Bittnerness + Burping Decoded
An anti-bitterness gene: Cucurbitacins are found in most cucurbits, but some cucumber varieties possess a gene that inhibits their formation. "The bi gene causes the entire plant to be bitter-free," notes Todd C. Wehner, Ph.D., professor of horticultural science and plant breeder at North Carolina State University. "Bitter-free plants always produce bitter-free fruit, even under stress conditions," he adds.
Bitter-free types: Varieties that possess the recessive bi gene include European and Dutch greenhouse cucumbers—those long, very slender, seedless specimens typically sold shrink-wrapped with plastic to protect their thin skins. Marketmore 97, a vining slicer variety, also has the bitter-free gene.
Burp-less cucumbers: What makes a cucumber "burp-less" is open to debate. Some researchers have suggested that a burp-less cucumber contains less of a burp-causing compound; some say it's the seeds that cause people to burp, and therefore the English and Dutch long hothouse-type cucumbers are also burp-less. Sometimes burp-less is used as a marketing term for Asian varieties of cucumbers. Burp-less varieties include those two categories, plus varieties like Tasty Green, Sweet Success, and Big Burp-less Hybrid. Although these varieties are bred to produce fewer cucurbitacins, they don't have the gene that would make them bitter-free, so they could produce more cucurbitacins if growing conditions become unfavorable.
While varieties vary widely in their tendency to be bitter, burp-less varieties tend to produce smaller quantities of the bitter compounds. Cucumbers bred with the bitter-free gene have very mild-tasting fruit. If you're used to classic cucumber flavor, a regular slicer may be more to your liking. Below are some varieties to try.
Holland Hothouse (64 days from planting to maturity): A Dutch greenhouse type that can be grown outdoors; these bitter-free and burp-less cukes have a cool and sweet taste. For straight fruits, trellis the vines.
Marketmore 97 (55 days): Developed at Cornell University; a truly bitter-free slicer, and very disease-resistant to boot
Tyria (56 days): Another Dutch greenhouse type, producing lightly ribbed, dark green fruits up to 14 inches long (Harvest between 10 and 12 inches long for best flavor.)
Amira (55 days): Middle Eastern type; sweeter flavor than most with a crunchy texture; thin-skinned fruits best harvested at 4 to 5 inches
Cool Breeze (45 days): A French cornichon type (small cucumbers meant for pickling); smooth skins; sweet and crunchy flesh with great flavor; harvested when 4 to 5 inches long; sets fruit without pollination
Diva (55 days): Smooth, thin, no-peel skin; distinctly tender, crisp, and delicately sweet; best picked at 4 to 5 inches
Orient Express (64 days): Flavorful, Eastern type with thin-skinned, dark green fruits; vines very tolerant to disease
Sweet Marketmore (62 days): Disease-resistant vines produce consistently in hot or cool weather; great flavor without the burp
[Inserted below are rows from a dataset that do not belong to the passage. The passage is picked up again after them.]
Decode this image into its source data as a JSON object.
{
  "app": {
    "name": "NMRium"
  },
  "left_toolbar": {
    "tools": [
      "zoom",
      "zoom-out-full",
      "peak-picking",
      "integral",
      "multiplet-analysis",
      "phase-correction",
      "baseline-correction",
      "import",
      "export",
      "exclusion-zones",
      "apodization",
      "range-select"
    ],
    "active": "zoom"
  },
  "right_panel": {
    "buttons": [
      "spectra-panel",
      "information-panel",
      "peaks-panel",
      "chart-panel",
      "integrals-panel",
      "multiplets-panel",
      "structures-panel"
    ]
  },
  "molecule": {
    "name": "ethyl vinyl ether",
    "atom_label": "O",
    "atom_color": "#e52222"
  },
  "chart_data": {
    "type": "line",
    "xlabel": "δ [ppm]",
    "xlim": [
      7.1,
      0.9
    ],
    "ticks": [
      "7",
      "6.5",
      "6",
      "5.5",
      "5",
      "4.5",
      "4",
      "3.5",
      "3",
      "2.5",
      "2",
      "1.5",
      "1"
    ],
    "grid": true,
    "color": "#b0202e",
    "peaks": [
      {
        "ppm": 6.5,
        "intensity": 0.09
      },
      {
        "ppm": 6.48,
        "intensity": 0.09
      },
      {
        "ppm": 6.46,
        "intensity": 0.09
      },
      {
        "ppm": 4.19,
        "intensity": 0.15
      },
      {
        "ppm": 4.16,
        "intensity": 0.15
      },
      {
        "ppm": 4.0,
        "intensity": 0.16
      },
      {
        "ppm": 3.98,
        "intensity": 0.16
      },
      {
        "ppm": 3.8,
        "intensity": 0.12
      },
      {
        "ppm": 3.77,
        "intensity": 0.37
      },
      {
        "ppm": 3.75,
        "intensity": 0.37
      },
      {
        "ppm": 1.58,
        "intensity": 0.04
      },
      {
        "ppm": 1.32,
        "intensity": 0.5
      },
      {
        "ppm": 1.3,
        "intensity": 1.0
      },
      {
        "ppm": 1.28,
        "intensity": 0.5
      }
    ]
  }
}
Tasty Green (65 days): Very tasty with sweet and juicy dark green, slender fruits; can be grown inside or out
Armenian (60 days): This cucumber relative is also known as snake melon and does well in hot weather. Long, slender light green fruits are spineless and almost always curved, unless grown on a trellis and harvested when 12 inches long. The fruit is somewhat sweet, with a mild, slightly citrusy flavor.
Socrates (52 days): Does well in cooler conditions; can be grown indoors in locations that stay between 50° to 82° F; dark green, thin-skinned fruit are sweet, tender, and seedless